### Records provided

»»

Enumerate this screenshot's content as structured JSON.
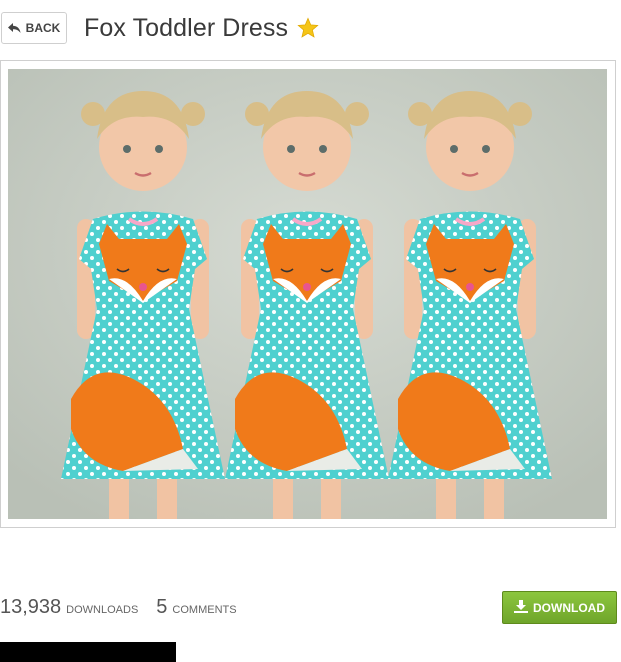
{
  "header": {
    "back_label": "BACK",
    "title": "Fox Toddler Dress"
  },
  "icons": {
    "back": "reply-arrow-icon",
    "featured": "star-icon",
    "download": "download-icon"
  },
  "preview": {
    "figure_count": 3,
    "dress_color": "#4fd0cf",
    "fox_color": "#f07a1a",
    "background_color": "#c6ccc3"
  },
  "stats": {
    "downloads_count": "13,938",
    "downloads_label": "DOWNLOADS",
    "comments_count": "5",
    "comments_label": "COMMENTS"
  },
  "download_button": {
    "label": "DOWNLOAD",
    "color": "#7cb835"
  },
  "colors": {
    "star": "#f5c518"
  }
}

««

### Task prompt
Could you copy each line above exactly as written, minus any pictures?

### Result of this task
Enumerate this screenshot's content as structured JSON.
{
  "header": {
    "back_label": "BACK",
    "title": "Fox Toddler Dress"
  },
  "icons": {
    "back": "reply-arrow-icon",
    "featured": "star-icon",
    "download": "download-icon"
  },
  "preview": {
    "figure_count": 3,
    "dress_color": "#4fd0cf",
    "fox_color": "#f07a1a",
    "background_color": "#c6ccc3"
  },
  "stats": {
    "downloads_count": "13,938",
    "downloads_label": "DOWNLOADS",
    "comments_count": "5",
    "comments_label": "COMMENTS"
  },
  "download_button": {
    "label": "DOWNLOAD",
    "color": "#7cb835"
  },
  "colors": {
    "star": "#f5c518"
  }
}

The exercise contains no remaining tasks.